Another aspect of Geldmacher’s democratic, audience-related notion of art that positioned itself vis à vis the present, were joint artist actions and interviews reflecting on the erasure of the boundaries between art and life, art and politics, and pointed towards the commodity character of art (Umfrage Kunst als Ware / Interview Art as Commodity, 1971). Geldmacher’s works were therefore comparable to Beuys’ artistic-political activities at the time. Further works positioned in this liminal area were architectonic designs for public space, among them the design of a pedestrian bridge done in 1972 (Steglitzer Kreisel), but also the oversized, lit everyday objects with music by musicians like Gil Evans or Udo Lindenberg (Bleistift mit Spitzer / Pencil with Sharpener,1975; Waschbecken mit Spiegel / Sink with Mirror, 1976).

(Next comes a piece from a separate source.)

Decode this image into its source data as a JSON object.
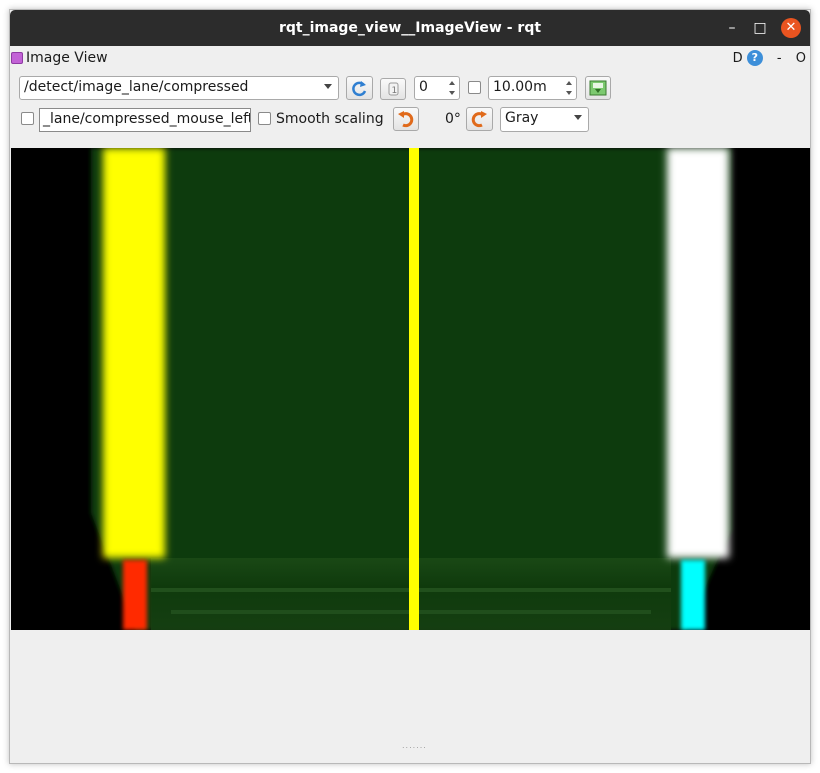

In the 1980s Geldmacher’s sculptures showed links between light objects and painting, light source and wooden picture supports (Ohne Titel (Amok ) / Untitled,1983). Sometimes these sculptures reminded of Dadaist object compositions (Ohne Titel (Sprossenobjekt) / Untitled, 1985), sometimes they also represented assemblages with sign-like graphical character. Geldmacher’s musical interests also remained important and helped shape his work. With transparent speakers or the work Jean-Michel-Jarre: Oxagene (1985), he developed objects that generated or transmitted sound and music. Moreover, together with Edmund Kieselbach he also integrated these objects into larger spatial as well as light and sound installations (Rauminstallation I / Space Installation I, 1987; Heller Klang / Bright Sound, 1987). Again in cooperation with Mariotti, Geldmacher has since the 1990s developed large, solar-operated objects and colorful light sculptures to be installed in public space (Super-Lucciola, 1991; Euro, 1999; Firefly-Lichtinseln, 2002).
Among the institutions where Geldmacher’s light objects were exhibited in recent years, are the Kunstverein Emsdetten (2001), the Neue Galerie Kassel (2002), the sculpture museum Glaskasten in Marl (»Licht-Klang-Medien« / »Light-Sound-Media«), the Kunstmuseum Celle (2004), and the ZKM Karlsruhe (»Lichtkunst aus Kunstlicht / «Light Art from Art(ificial) Light»).
Since 1997 Klaus Geldmacher has lived and worked in Mülheim an der Ruhr (Ruhr region).
Kunst und Politik. Klaus Geldmacher, von 1940 bis heute: Ausst.-Kat. Kunstmuseum Mülheim an der Ruhr, Mülheim 2000
Banerjee, R.; Geldmacher, K. (Hg.): Leuchtmontagen. Ein erotischer Konsens, Berlin 1995
Schüppenhauer, Chr.; Schmid, Karlheinz: Klaus Geldmacher: Lampenfieber – Tonstörung. Licht- und Klangobjekte 1986 — 1988, Köln 1988